### WHAT TO WORK ON
Return only what runs from the line containing "Read all visible content and emit it as JSON." through the last line of the entries below, exactly, omitting pictures.

Top of RECORDS SUPPLIED

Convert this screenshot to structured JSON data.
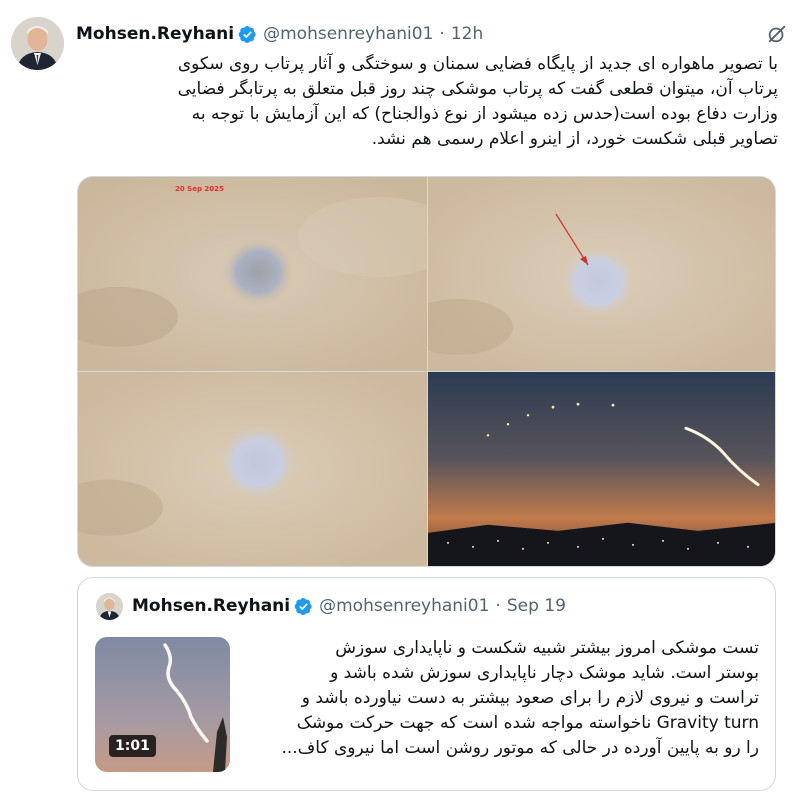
{
  "tweet": {
    "display_name": "Mohsen.Reyhani",
    "handle": "@mohsenreyhani01",
    "separator": "·",
    "time": "12h",
    "text": "با تصویر ماهواره ای جدید از پایگاه فضایی سمنان و سوختگی و آثار پرتاب روی سکوی\nپرتاب آن، میتوان قطعی گفت که پرتاب موشکی چند روز قبل متعلق به پرتابگر فضایی\nوزارت دفاع بوده است(حدس زده میشود از نوع ذوالجناح) که این آزمایش با توجه به\nتصاویر قبلی شکست خورد، از اینرو اعلام رسمی هم نشد."
  },
  "media": {
    "image_1_date": "20 Sep 2025"
  },
  "quote": {
    "display_name": "Mohsen.Reyhani",
    "handle": "@mohsenreyhani01",
    "separator": "·",
    "time": "Sep 19",
    "video_duration": "1:01",
    "text": "تست موشکی امروز بیشتر شبیه شکست و ناپایداری سوزش\nبوستر است. شاید موشک دچار ناپایداری سوزش شده باشد و\nتراست و نیروی لازم را برای صعود بیشتر به دست نیاورده باشد و\nGravity turn ناخواسته مواجه شده است که جهت حرکت موشک\nرا رو به پایین آورده در حالی که موتور روشن است اما نیروی کاف..."
  },
  "colors": {
    "verified": "#1d9bf0",
    "secondary_text": "#536471",
    "border": "#cfd9de"
  },
  "icons": [
    "verified-badge-icon",
    "grok-icon"
  ]
}
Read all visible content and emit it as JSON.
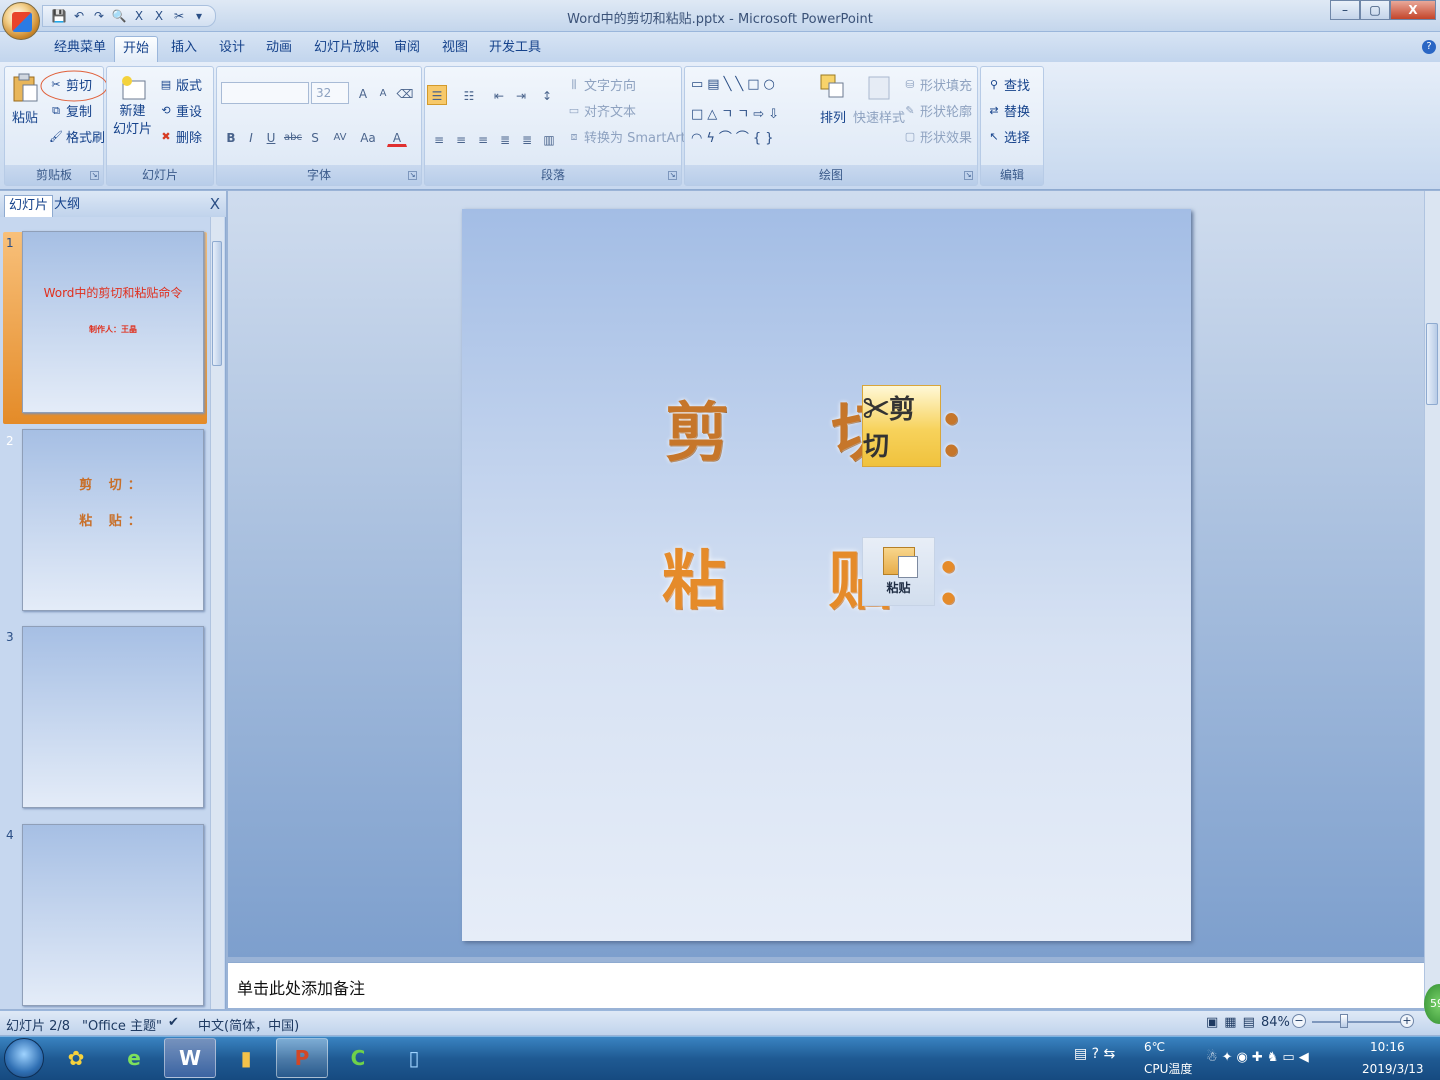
{
  "window": {
    "title": "Word中的剪切和粘贴.pptx - Microsoft PowerPoint",
    "min": "–",
    "max": "▢",
    "close": "X"
  },
  "qat": [
    "💾",
    "↶",
    "↷",
    "🔍",
    "X",
    "X",
    "✂",
    "▾"
  ],
  "tabs": [
    "经典菜单",
    "开始",
    "插入",
    "设计",
    "动画",
    "幻灯片放映",
    "审阅",
    "视图",
    "开发工具"
  ],
  "help": "?",
  "ribbon": {
    "clipboard": {
      "label": "剪贴板",
      "paste": "粘贴",
      "cut": "剪切",
      "copy": "复制",
      "format_painter": "格式刷"
    },
    "slides": {
      "label": "幻灯片",
      "new_slide_1": "新建",
      "new_slide_2": "幻灯片",
      "layout": "版式",
      "reset": "重设",
      "delete": "删除"
    },
    "font": {
      "label": "字体",
      "font_name": "",
      "font_size": "32",
      "grow": "A",
      "shrink": "A",
      "bold": "B",
      "italic": "I",
      "underline": "U",
      "strike": "abc",
      "shadow": "S",
      "spacing": "AV",
      "case": "Aa",
      "color": "A"
    },
    "paragraph": {
      "label": "段落",
      "text_direction": "文字方向",
      "align_text": "对齐文本",
      "smartart": "转换为 SmartArt"
    },
    "drawing": {
      "label": "绘图",
      "arrange": "排列",
      "quick_styles": "快速样式",
      "shape_fill": "形状填充",
      "shape_outline": "形状轮廓",
      "shape_effects": "形状效果",
      "shapes_row1": "▭▤╲╲□○",
      "shapes_row2": "□△ㄱㄱ⇨⇩",
      "shapes_row3": "◠ϟ⌒⌒{}"
    },
    "editing": {
      "label": "编辑",
      "find": "查找",
      "replace": "替换",
      "select": "选择"
    }
  },
  "left_panel": {
    "tab_slides": "幻灯片",
    "tab_outline": "大纲",
    "close": "X"
  },
  "thumbnails": [
    {
      "num": "1",
      "title": "Word中的剪切和粘贴命令",
      "sub": "制作人：王晶"
    },
    {
      "num": "2",
      "row1": "剪 切：",
      "row2": "粘 贴："
    },
    {
      "num": "3"
    },
    {
      "num": "4"
    }
  ],
  "slide": {
    "cut_label": "剪 切：",
    "paste_label": "粘 贴：",
    "cut_button": "✂剪切",
    "paste_button": "粘贴"
  },
  "notes": {
    "placeholder": "单击此处添加备注"
  },
  "status": {
    "slide": "幻灯片 2/8",
    "theme": "\"Office 主题\"",
    "language": "中文(简体，中国)",
    "zoom": "84%",
    "zoom_minus": "−",
    "zoom_plus": "+"
  },
  "taskbar": {
    "temp": "6℃",
    "cpu": "CPU温度",
    "time": "10:16",
    "date": "2019/3/13",
    "badge": "59"
  }
}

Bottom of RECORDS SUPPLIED

### EXERCISE RESULT
Read all visible content and emit it as JSON.
{
  "window": {
    "title": "Word中的剪切和粘贴.pptx - Microsoft PowerPoint",
    "min": "–",
    "max": "▢",
    "close": "X"
  },
  "qat": [
    "💾",
    "↶",
    "↷",
    "🔍",
    "X",
    "X",
    "✂",
    "▾"
  ],
  "tabs": [
    "经典菜单",
    "开始",
    "插入",
    "设计",
    "动画",
    "幻灯片放映",
    "审阅",
    "视图",
    "开发工具"
  ],
  "help": "?",
  "ribbon": {
    "clipboard": {
      "label": "剪贴板",
      "paste": "粘贴",
      "cut": "剪切",
      "copy": "复制",
      "format_painter": "格式刷"
    },
    "slides": {
      "label": "幻灯片",
      "new_slide_1": "新建",
      "new_slide_2": "幻灯片",
      "layout": "版式",
      "reset": "重设",
      "delete": "删除"
    },
    "font": {
      "label": "字体",
      "font_name": "",
      "font_size": "32",
      "grow": "A",
      "shrink": "A",
      "bold": "B",
      "italic": "I",
      "underline": "U",
      "strike": "abc",
      "shadow": "S",
      "spacing": "AV",
      "case": "Aa",
      "color": "A"
    },
    "paragraph": {
      "label": "段落",
      "text_direction": "文字方向",
      "align_text": "对齐文本",
      "smartart": "转换为 SmartArt"
    },
    "drawing": {
      "label": "绘图",
      "arrange": "排列",
      "quick_styles": "快速样式",
      "shape_fill": "形状填充",
      "shape_outline": "形状轮廓",
      "shape_effects": "形状效果",
      "shapes_row1": "▭▤╲╲□○",
      "shapes_row2": "□△ㄱㄱ⇨⇩",
      "shapes_row3": "◠ϟ⌒⌒{}"
    },
    "editing": {
      "label": "编辑",
      "find": "查找",
      "replace": "替换",
      "select": "选择"
    }
  },
  "left_panel": {
    "tab_slides": "幻灯片",
    "tab_outline": "大纲",
    "close": "X"
  },
  "thumbnails": [
    {
      "num": "1",
      "title": "Word中的剪切和粘贴命令",
      "sub": "制作人：王晶"
    },
    {
      "num": "2",
      "row1": "剪 切：",
      "row2": "粘 贴："
    },
    {
      "num": "3"
    },
    {
      "num": "4"
    }
  ],
  "slide": {
    "cut_label": "剪 切：",
    "paste_label": "粘 贴：",
    "cut_button": "✂剪切",
    "paste_button": "粘贴"
  },
  "notes": {
    "placeholder": "单击此处添加备注"
  },
  "status": {
    "slide": "幻灯片 2/8",
    "theme": "\"Office 主题\"",
    "language": "中文(简体，中国)",
    "zoom": "84%",
    "zoom_minus": "−",
    "zoom_plus": "+"
  },
  "taskbar": {
    "temp": "6℃",
    "cpu": "CPU温度",
    "time": "10:16",
    "date": "2019/3/13",
    "badge": "59"
  }
}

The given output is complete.